    2019-06-07 00:44

    I wanted to like this book, really I did. Murder and scandal in the Elizabethan era, it should have been a good read. I stubbornly kept going, but from beginning to end it was poor. I need to listen to my instincts and know when to put a book down unfinished as I almost did with this after the first twenty or so pages.Characters were flimsy, the plot was scattered and the whole thing was disjointed to the point that reading the last page I still didn’t have the foggiest about what had actually gone on.

  • Wayne Farmer
    2019-06-26 20:46

    Another fast-paced historical whodunnit from Edward Marston. As usual you are kept guessing to try and work out who the culprits are, and there are many red herrings along the way. The red herrings however are my only criticism with this novel - there are a couple of side plots that while they seem intriguing and interesting at first, they don't actually have much at all to do with the main plot of the story and seem to only exist for the few sentences of humour at their conclusion which was a shame as they seemed to be resolved too easily without any real point to them.

  • Donna
    2019-06-21 01:33

    Read again 06/27/14 for Maze mystery discussion group. Nicholas Bracewell and company set out from London exiled after the plague takes hold again. On the Great North Road to York they encounter a bewildering series of mishaps -- and murder.
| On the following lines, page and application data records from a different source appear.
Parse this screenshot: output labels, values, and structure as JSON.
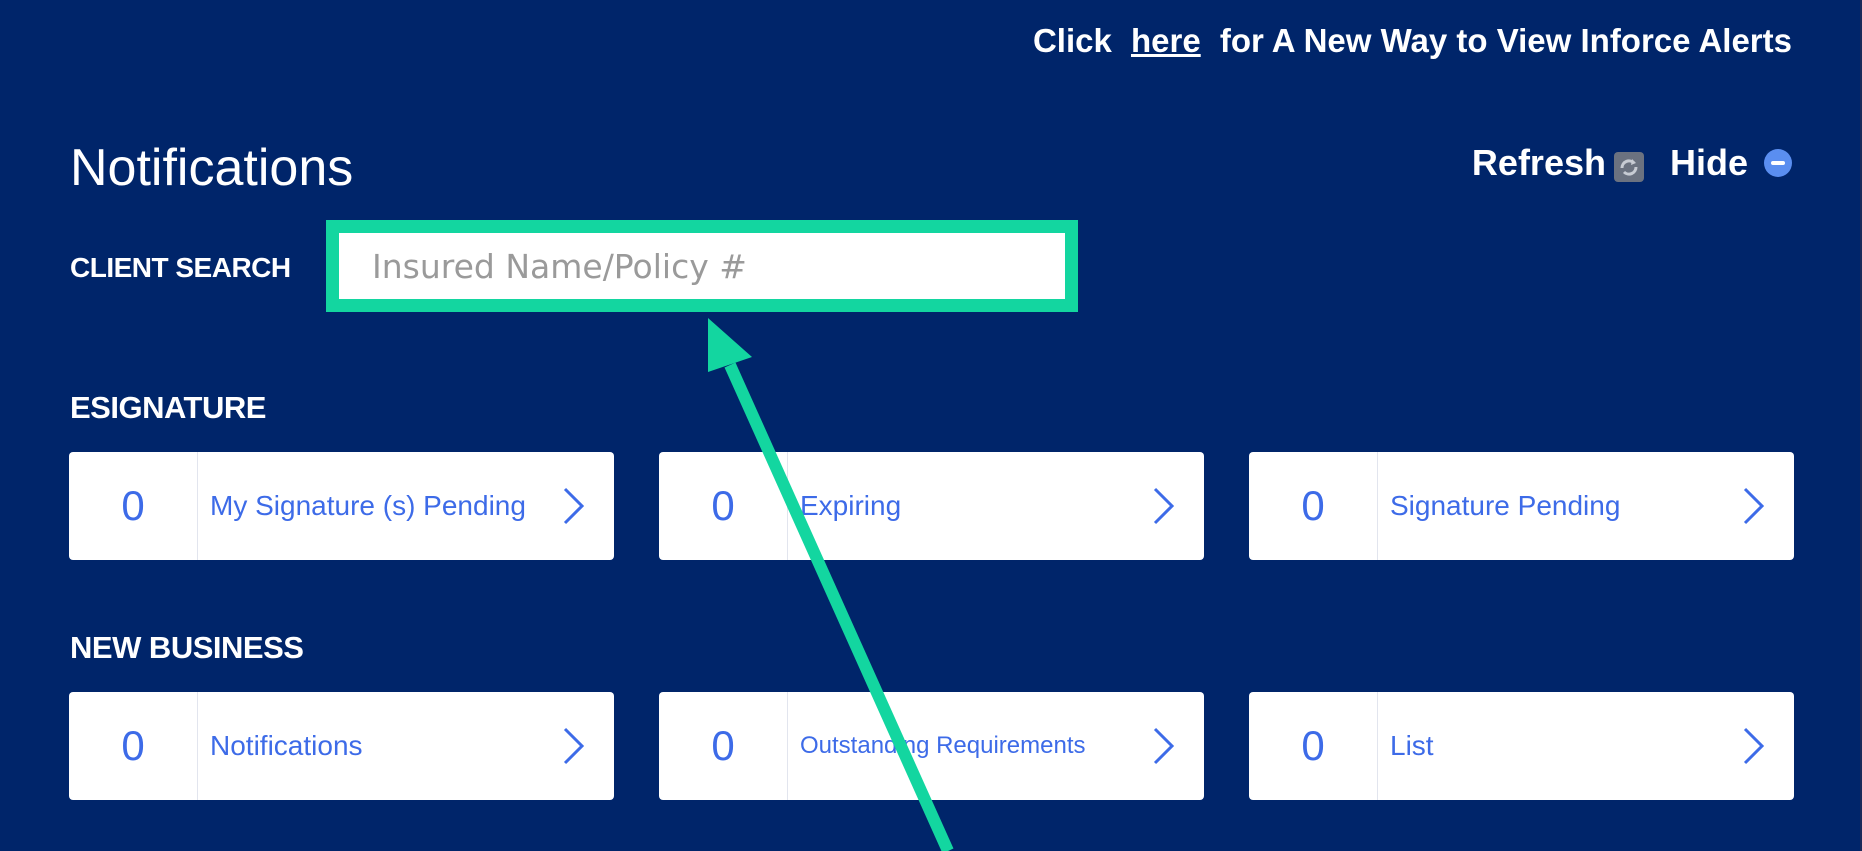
{
  "top_banner": {
    "prefix": "Click",
    "link": "here",
    "suffix": "for A New Way to View Inforce Alerts"
  },
  "header": {
    "title": "Notifications",
    "refresh_label": "Refresh",
    "hide_label": "Hide"
  },
  "client_search": {
    "label": "CLIENT SEARCH",
    "placeholder": "Insured Name/Policy #",
    "value": ""
  },
  "esignature": {
    "title": "ESIGNATURE",
    "cards": [
      {
        "count": "0",
        "label": "My Signature (s) Pending"
      },
      {
        "count": "0",
        "label": "Expiring"
      },
      {
        "count": "0",
        "label": "Signature Pending"
      }
    ]
  },
  "new_business": {
    "title": "NEW BUSINESS",
    "cards": [
      {
        "count": "0",
        "label": "Notifications"
      },
      {
        "count": "0",
        "label": "Outstanding Requirements"
      },
      {
        "count": "0",
        "label": "List"
      }
    ]
  },
  "colors": {
    "panel_background": "#00256a",
    "highlight": "#13d6a0",
    "link_blue": "#3d6be8",
    "hide_icon": "#5a8ef0"
  },
  "icons": [
    "refresh-icon",
    "hide-minus-icon",
    "chevron-right-icon",
    "annotation-arrow"
  ]
}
Again the theater parts of the story are the most enjoyable. Taking the show on the road was no simple undertaking. Each venue required adaptions. Nicholas should learn to lighten up a bit too.

  • Nandini
    2019-06-03 20:38

    I loved this 3rd instalment!! I really did not see the plot twist coming, and I love the way Nicolas makes everything okay which can get annoying at times but mostly it's perfect. I think I enjoyed the 2nd book in the series the most (so far) but there are still 13 books in this series (The Bracewell Mysteries) to go!

  • Cat.
    2019-06-19 18:45

    Good again. This time the troupe have to leave London because of the Plague, so they tour up to York, aided & abetted by their arch-rivals, and assorted hangers-on & crazy people. The story brings in the history of the time with a subplot about the persecution of those still practicing Catholicism.

  • Carole Moran
    2019-06-11 17:41

    Not as interesting as his other books in this line (Westfield players). The book starts slowly and takes a lot of time to build up toward a plot that, to me, was rather obvious from the beginning. The best feature of this book is the second half where the action picks up.

  • Kate Snow
    2019-05-31 22:43

    Slow start, but second half much better once all the protagonists have been brought to York for the denouement.

  • Vicky Thomasson
    2019-06-01 23:31

    I have very much enjoyed the Bracewell mysteries and this book was just as enjoyable as the others. Like the others, it's full of history and mystery. I'm sad this is the last one in the series.

  • Richard
    2019-06-23 00:50

    Theater leaves London due to plague. Religious murders. Okay.

  • Karen wadey
    2019-06-11 20:57

    I enjoyed this book but sometimes found it difficult to follow. I have found it similar in other Edward Marston novels that the story doesn't hold my concentration.